“We have two other boys. A little younger than you.”
“Why do you want me then?” The words were out of my mouth before I could stop them. As if that weren’t bad enough, the words were so full of–I don’t know–just this anger. It was like a forest fire had sprung up in my chest and threatened to burst out and burn these two to a crisp. I clamped my mouth shut with a mumbled “sorry” as I looked at the shocked faces. But the guy smiled.
“I don’t know.” The man said. “I, well, I guess I just had a good life. I have Sarah and the boys and, well, I thought we could share that. I’ve seen a lot of stuff, some really bad stuff, as a cop and I thought maybe I could do something besides just busting the bad guys and putting them away. I would like to see some really good stuff happen.”
He was looking at me and the lady was looking at me with these tears in her eyes. If I were a samurai warrior or some bulletproof-vested army guy, I think this would have gone better. But I’m a kid. I heard him and he sounded so sincere. That vision clouded up my mind …eating at the dinner table…brothers…a mom and a dad.
“Could I go to the bathroom?” I asked. Miss London looked at me. Her eyes were searching me, seeing inside my head. I almost ran out when she gave a slight nod.

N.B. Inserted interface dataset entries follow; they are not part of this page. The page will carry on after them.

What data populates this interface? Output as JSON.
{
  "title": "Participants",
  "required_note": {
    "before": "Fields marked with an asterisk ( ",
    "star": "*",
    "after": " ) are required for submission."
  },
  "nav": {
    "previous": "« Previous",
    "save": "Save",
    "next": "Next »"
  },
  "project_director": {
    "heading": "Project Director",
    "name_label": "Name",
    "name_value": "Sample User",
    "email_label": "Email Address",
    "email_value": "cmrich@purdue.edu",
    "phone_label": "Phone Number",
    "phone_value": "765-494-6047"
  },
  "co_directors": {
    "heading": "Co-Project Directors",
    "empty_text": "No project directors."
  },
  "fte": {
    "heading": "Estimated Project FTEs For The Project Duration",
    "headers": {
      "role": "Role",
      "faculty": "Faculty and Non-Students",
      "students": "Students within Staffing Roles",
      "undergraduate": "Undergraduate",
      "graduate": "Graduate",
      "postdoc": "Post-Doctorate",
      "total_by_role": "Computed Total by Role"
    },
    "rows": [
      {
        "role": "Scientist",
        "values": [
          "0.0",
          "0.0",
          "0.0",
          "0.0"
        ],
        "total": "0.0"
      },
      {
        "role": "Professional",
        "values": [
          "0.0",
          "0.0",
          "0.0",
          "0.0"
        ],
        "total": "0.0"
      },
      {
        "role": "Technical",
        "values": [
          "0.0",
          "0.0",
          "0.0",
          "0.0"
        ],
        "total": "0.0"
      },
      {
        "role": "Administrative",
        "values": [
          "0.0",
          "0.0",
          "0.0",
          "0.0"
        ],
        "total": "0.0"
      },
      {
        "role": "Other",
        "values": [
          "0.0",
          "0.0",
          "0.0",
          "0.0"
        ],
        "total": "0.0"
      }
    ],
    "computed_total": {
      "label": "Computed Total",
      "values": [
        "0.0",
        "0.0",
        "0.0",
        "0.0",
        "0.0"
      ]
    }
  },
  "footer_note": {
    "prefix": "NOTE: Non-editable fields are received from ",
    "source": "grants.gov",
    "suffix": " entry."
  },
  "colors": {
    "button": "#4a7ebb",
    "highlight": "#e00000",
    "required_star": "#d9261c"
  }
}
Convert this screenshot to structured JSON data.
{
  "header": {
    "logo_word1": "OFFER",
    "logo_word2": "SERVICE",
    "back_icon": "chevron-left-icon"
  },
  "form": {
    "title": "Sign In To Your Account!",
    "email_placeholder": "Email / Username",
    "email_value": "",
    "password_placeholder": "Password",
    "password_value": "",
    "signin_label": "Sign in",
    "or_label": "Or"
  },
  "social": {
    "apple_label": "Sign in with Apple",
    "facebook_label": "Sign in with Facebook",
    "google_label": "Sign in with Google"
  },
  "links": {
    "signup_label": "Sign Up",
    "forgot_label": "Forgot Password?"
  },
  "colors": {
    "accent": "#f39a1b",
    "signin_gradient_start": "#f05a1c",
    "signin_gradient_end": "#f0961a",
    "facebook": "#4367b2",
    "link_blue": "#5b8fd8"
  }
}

It was Rafael who gave me the answer I was looking for. I got to the bathroom and stood in front of the mirror crying like a stupid three-year-old when the door opened and I heard the familiar grunting of Rafael trying to squeeze his mack-truck frame through the tiny bathroom doorway. I quietly bolted into one of the stalls, locked it, and nearly jumped on top of the toilet seat. I took long, slow, quiet breaths and wiped the tears from my cheeks. All I needed was to walk out of here with wet toilet paper shoved down my pants or stuck in my ears. I could hear him thumping through the bathroom and going into the big stall and shutting the door. I sat there waiting for him to sit down before I could escape when it hit me.
Here, at The Kennedy Center for Children, there were all these kids and adults that I had to contend with. I was always watching my step with every new kid who walked through the door. I was not the biggest kid around and I was almost always the first one the new kids decided to bully. It wasn’t because I couldn’t defend myself; I’m actually a pretty good fighter. It was because I look like an easy target. I’m so small that people just think they can take advantage of me.
And then there is Rafael. For some reason he has it out for me. He would be happy if he could tie me up and hang me as his personal punching bag. I was finished with this. I could not live scared anymore.
I unlocked the door with a new purpose. At least at this new house I would only have four people to contend with. If the parents sucked then I would just leave. I would find another way to make it in the world. I was just done with being a victim all the time. There was no noise coming from the big stall so I walked stealthily out the door and headed back to Miss London’s office.
The Ramseys were filling out paperwork so I guess they hadn’t given up on me. I walked back in and they were all smiles again. I smiled back this time, though I’m sure my eyes were puffy from all the stupid crying. The man and lady took turns signing papers and patting my back or ruffling my hair. I had been through this before. This time, though, it seemed more–real. Maybe this was the storybook ending the little kids always hoped for.
I squashed that thought like a bug. This was an escape plan. I wasn’t going to be taken off guard. I may not be a samurai, but I was putting on my armor and it was not coming off. After I had been with them for a while, if things were going well, I would re-assess the plan. For now, these parents were my ride out of this life.